Nationalization was the word bouncing between Wall Street and Washington Friday as talk that the government might take over some troubled banks fueled fear among investors.
Despite a show of support from the White House for maintaining a private banking system, Wall Street was not calmed. The Dow Jones Industrial Average lost 100 points Friday, leaving it at its lowest point in more than seven years.
Wall Street was pulled down even further by a run on bank stocks. Citigroup shares are now worth 92 percent less than a year ago. At one point Friday, Citigroup was trading at $1.61 -- the lowest value in its history. Bank of America's share prices dipped to $2.53; its stock is down 91 percent from last year.
Adding fuel to the fire, Senate Banking Committee Chairman Chris Dodd, D-Conn., told Bloomberg's Al Hunt that banks may have to be nationalized for "a short time."
"I don't welcome that at all, but I could see how it's possible it may happen," said Dodd. "I'm concerned that we may end up having to do that, at least for a short time."
Former Fed Chief Alan Greenspan, the famed champion of free markets, said nationalization may be inevitable.
"It may be necessary to temporarily nationalize some banks," he told the Financial Times this week. "I understand that once in a hundred years this is what you do."
Investors are concerned that if the government takes control of troubled banks, shares in these companies will become worthless.
"Well if you're an investor -- with all this talk of nationalizing banks -- if you're a shareholder in xyz bank, the fear is if it gets nationalized your stock goes to zero," said Art Cashin Jr., managing director at UBS Financial Services.
The Treasury Department attempted to dispel the notion of nationalization.
"There are a lot of rumors in the market, as always, but you should not regard these as any indication of the policy of this administration," said Isaac Baker, a Treasury Department spokesman. "As Secretary Geithner has said, we will preserve a financial system that is owned and managed by the private sector."
The White House also jumped in.
"This administration continues to strongly believe that a privately held banking system is the correct way to go, ensuring that they are regulated sufficiently by this government," said White House Spokesman Robert Gibbs.
However, when pressed by a reporter to go further and say President Obama would never nationalize banks, Gibbs would not do so.
Economists say that the White House must keep open the option of taking over some banks, cleaning their books, and infusing them with capital to get banks lending again.
"The White House has to do whatever it takes to get these banks running and if that means nationalization, it will be nationalization," said Stephen Leeb, chairman of Leeb Capital Management and author of "Game Over."
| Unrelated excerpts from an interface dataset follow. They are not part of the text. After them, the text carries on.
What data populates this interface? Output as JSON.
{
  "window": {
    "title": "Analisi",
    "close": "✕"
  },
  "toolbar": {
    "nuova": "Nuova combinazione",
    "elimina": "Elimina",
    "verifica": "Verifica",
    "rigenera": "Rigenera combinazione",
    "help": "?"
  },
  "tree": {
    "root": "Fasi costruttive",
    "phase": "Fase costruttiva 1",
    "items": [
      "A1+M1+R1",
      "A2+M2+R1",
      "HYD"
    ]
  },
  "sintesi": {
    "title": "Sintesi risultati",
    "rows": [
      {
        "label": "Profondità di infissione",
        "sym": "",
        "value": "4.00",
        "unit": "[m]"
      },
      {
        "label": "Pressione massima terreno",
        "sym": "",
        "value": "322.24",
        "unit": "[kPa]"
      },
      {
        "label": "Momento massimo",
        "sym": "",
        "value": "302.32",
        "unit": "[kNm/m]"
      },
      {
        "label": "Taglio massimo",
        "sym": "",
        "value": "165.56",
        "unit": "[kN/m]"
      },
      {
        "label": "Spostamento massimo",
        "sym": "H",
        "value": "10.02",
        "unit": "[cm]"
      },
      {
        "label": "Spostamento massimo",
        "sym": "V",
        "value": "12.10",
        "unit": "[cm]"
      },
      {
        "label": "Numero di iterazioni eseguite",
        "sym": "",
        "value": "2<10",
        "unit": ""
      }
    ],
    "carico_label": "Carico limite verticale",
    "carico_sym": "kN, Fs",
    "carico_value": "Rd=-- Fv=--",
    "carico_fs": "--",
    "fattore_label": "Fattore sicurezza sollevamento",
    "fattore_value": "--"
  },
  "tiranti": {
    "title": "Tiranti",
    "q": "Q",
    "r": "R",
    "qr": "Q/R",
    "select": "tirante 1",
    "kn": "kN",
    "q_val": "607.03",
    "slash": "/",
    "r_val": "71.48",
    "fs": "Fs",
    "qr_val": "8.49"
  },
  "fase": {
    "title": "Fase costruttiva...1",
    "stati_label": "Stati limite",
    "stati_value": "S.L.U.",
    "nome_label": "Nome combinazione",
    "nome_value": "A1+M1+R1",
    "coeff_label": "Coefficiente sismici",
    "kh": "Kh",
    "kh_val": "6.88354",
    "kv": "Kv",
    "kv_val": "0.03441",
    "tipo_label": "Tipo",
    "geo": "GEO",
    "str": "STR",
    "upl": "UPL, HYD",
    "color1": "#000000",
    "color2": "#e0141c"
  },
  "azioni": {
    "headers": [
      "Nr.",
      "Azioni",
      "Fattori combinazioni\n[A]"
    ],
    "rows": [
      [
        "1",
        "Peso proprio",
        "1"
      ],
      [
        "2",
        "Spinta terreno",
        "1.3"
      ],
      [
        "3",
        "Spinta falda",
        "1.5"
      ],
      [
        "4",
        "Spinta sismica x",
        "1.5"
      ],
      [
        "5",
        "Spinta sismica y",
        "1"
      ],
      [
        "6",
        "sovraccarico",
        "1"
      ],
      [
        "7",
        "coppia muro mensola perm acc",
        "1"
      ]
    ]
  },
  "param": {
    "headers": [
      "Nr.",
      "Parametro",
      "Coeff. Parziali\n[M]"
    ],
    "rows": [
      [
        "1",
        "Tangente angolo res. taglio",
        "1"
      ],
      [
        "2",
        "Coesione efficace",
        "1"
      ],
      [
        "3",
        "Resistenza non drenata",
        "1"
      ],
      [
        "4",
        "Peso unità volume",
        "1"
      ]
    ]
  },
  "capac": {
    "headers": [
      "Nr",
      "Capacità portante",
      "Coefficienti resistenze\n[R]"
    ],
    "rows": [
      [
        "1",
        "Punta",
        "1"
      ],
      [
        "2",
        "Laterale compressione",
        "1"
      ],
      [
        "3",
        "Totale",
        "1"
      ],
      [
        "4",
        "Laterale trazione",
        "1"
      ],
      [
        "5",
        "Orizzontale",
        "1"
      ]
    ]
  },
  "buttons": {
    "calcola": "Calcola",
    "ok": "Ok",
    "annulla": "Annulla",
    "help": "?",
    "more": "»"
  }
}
Many analysts say that nationalization is a real possibility. With $250 billion given to troubled banks so far and the banking system still broken, even economists are unsure of the true health of the banks and what it will take to get the banks lending again.
The recent comments by Dodd and Greenspan were not the first by high-level authorities to broach the subject of bank nationalization. On Sunday, Sen. Lindsay Graham, R-S.C., mentioned the idea on ABC News' "This Week With George Stephanopoulos."
"I would not take off the idea of nationalizing the banks" from the table, Graham said.
"This idea of nationalizing banks is not comfortable, but I think we have gotten so many toxic assets spread throughout the banking and financial community throughout the world that we're going to have to do something that no one ever envisioned a year ago, no one likes," Graham said. "But, to me, banking and housing are the root cause of this problem. And I'm very much afraid that any program to salvage the bank is going to require the government."